- Censorship. DNS spoofing sends users to different websites than they intended to access, which means that if someone doesn’t want you to access a website, they can use DNS spoofing to keep you away. Some governments use DNS spoofing as a way to censor—like the Great Firewall in China. DNS spoofing can be large and expansive.
How to prevent DNS spoofing
With these risks from DNS spoofing in mind, it’s time to explore how to prevent DNS spoofing from happening in the first place. Like with all cyber security, there’s no perfect solution that can completely guarantee no attacker will breach your defense. But there are steps you can take to protect your users and drastically reduce the risk of a DNS spoofing or poisoning attack. Here are some ways to reduce the risk of DNS spoofing:

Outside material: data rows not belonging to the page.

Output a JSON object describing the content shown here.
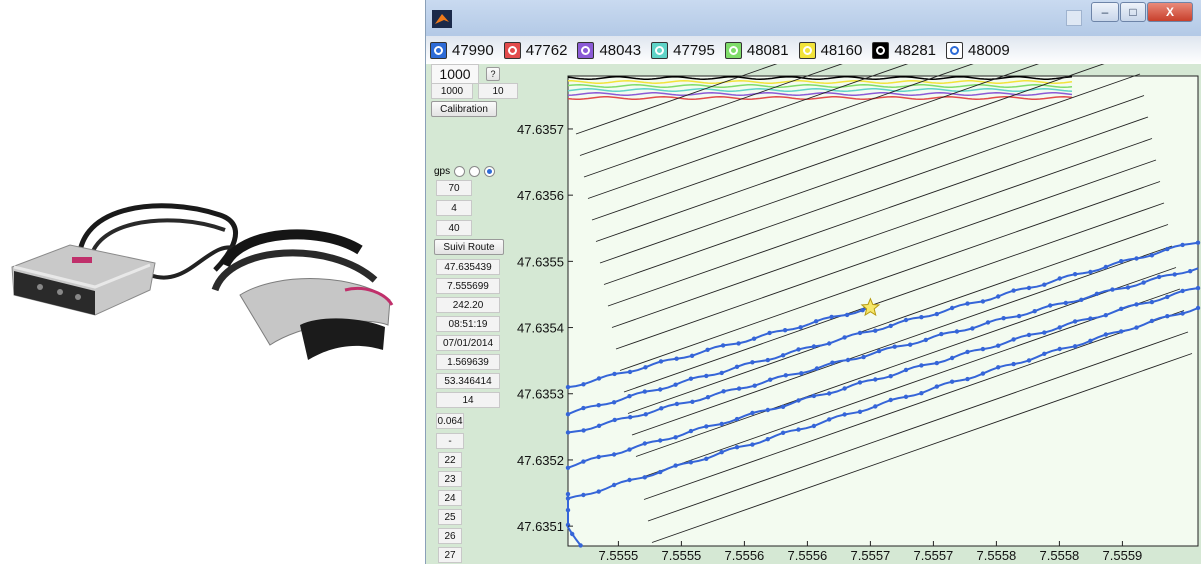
{
  "window": {
    "title": "",
    "buttons": {
      "minimize": "–",
      "maximize": "□",
      "close": "X"
    }
  },
  "legend": [
    {
      "label": "47990",
      "color": "#2d6bd6"
    },
    {
      "label": "47762",
      "color": "#e24b4b"
    },
    {
      "label": "48043",
      "color": "#8b5bd6"
    },
    {
      "label": "47795",
      "color": "#5fd3c7"
    },
    {
      "label": "48081",
      "color": "#7fdc6a"
    },
    {
      "label": "48160",
      "color": "#f2e33a"
    },
    {
      "label": "48281",
      "color": "#000000"
    },
    {
      "label": "48009",
      "color": "#ffffff"
    }
  ],
  "panel": {
    "rate_big": "1000",
    "help": "?",
    "rate": "1000",
    "step": "10",
    "calibration": "Calibration",
    "gps_label": "gps",
    "gps_selected_index": 2,
    "v70": "70",
    "v4": "4",
    "v40": "40",
    "suivi_route": "Suivi Route",
    "values": [
      "47.635439",
      "7.555699",
      "242.20",
      "08:51:19",
      "07/01/2014",
      "1.569639",
      "53.346414",
      "14"
    ],
    "v0064": "0.064",
    "dash": "-",
    "indices": [
      "22",
      "23",
      "24",
      "25",
      "26",
      "27"
    ]
  },
  "chart_data": {
    "type": "line",
    "xlim": [
      7.55543,
      7.55593
    ],
    "ylim": [
      47.63507,
      47.63578
    ],
    "x_ticks": [
      "7.5555",
      "7.5555",
      "7.5556",
      "7.5556",
      "7.5557",
      "7.5557",
      "7.5558",
      "7.5558",
      "7.5559"
    ],
    "x_tick_values": [
      7.55547,
      7.55552,
      7.55557,
      7.55562,
      7.55567,
      7.55572,
      7.55577,
      7.55582,
      7.55587
    ],
    "y_ticks": [
      "47.6351",
      "47.6352",
      "47.6353",
      "47.6354",
      "47.6355",
      "47.6356",
      "47.6357"
    ],
    "y_tick_values": [
      47.6351,
      47.6352,
      47.6353,
      47.6354,
      47.6355,
      47.6356,
      47.6357
    ],
    "marker": {
      "x": 7.55567,
      "y": 47.63543
    },
    "series": [
      {
        "points": [
          [
            7.55543,
            47.63531
          ],
          [
            7.55567,
            47.63543
          ]
        ]
      },
      {
        "points": [
          [
            7.55543,
            47.63527
          ],
          [
            7.55593,
            47.63553
          ]
        ]
      },
      {
        "points": [
          [
            7.55543,
            47.63524
          ],
          [
            7.55593,
            47.63549
          ]
        ]
      },
      {
        "points": [
          [
            7.55543,
            47.63519
          ],
          [
            7.55593,
            47.63546
          ]
        ]
      },
      {
        "points": [
          [
            7.55543,
            47.63514
          ],
          [
            7.55593,
            47.63543
          ]
        ]
      },
      {
        "points": [
          [
            7.55543,
            47.63515
          ],
          [
            7.55543,
            47.6351
          ],
          [
            7.55544,
            47.63507
          ]
        ]
      }
    ]
  }
}
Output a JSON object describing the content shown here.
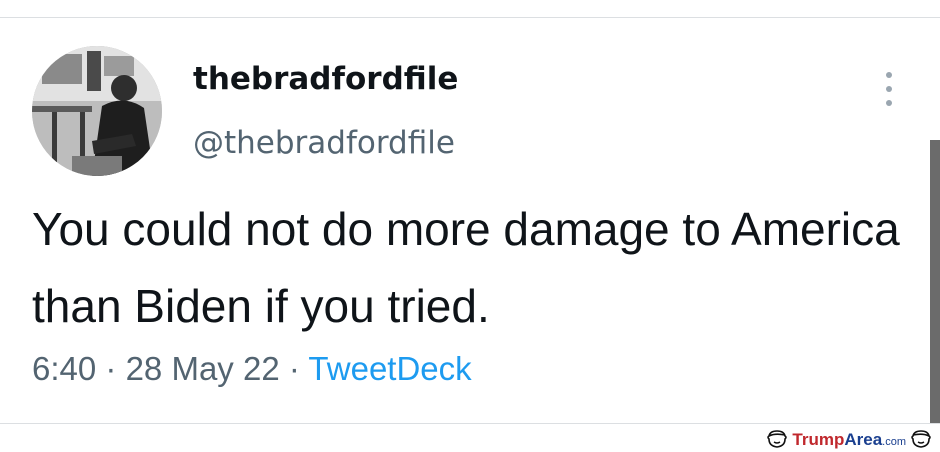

- DNS spoofing tools. There are tools designed specifically to help identify DNS spoofing attacks. Using these tools can give you the reassurance that somebody is watching for these kinds of attacks. The downside is that it can be pricier and more time consuming to use specialized tools and services.
- Increased encryption. End-to-end encryption can make it much harder for attacks to duplicate your website TLS/SSL certificates and find holes to launch an attack. While it’s not a perfect solution, incorporating increased encryption can be used with many other preventative measures.
- Using DNSSEC. DNSSEC is a verified label that helps keep your website DNS spoofing free. It can be difficult to configure and keep all information private, so using this solution may require some professional guidance.
- Keeping TLS certificates current and updated. A lot of people forget that TLS/SSL certificates are powerful tools to help keep your website secure. In fact, man-in-the-middle attacks are usually only possible because an attacker is able to strip a site of its TLS/SSL certificates. Using powerful certificate management can keep attackers from using DNS spoofing.
To be prepared against DNS spoofing and poisoning attacks, your solution can encompass several precautions. One of the most important preventative measures to take is to use proper TLS/SSL management support. Venafi is ready to help you protect against DNS spoofing with this proper certificate management. Download our TLS/SSL Machine Identity Management Guide to get started protecting your sites against DNS spoofing and poisoning.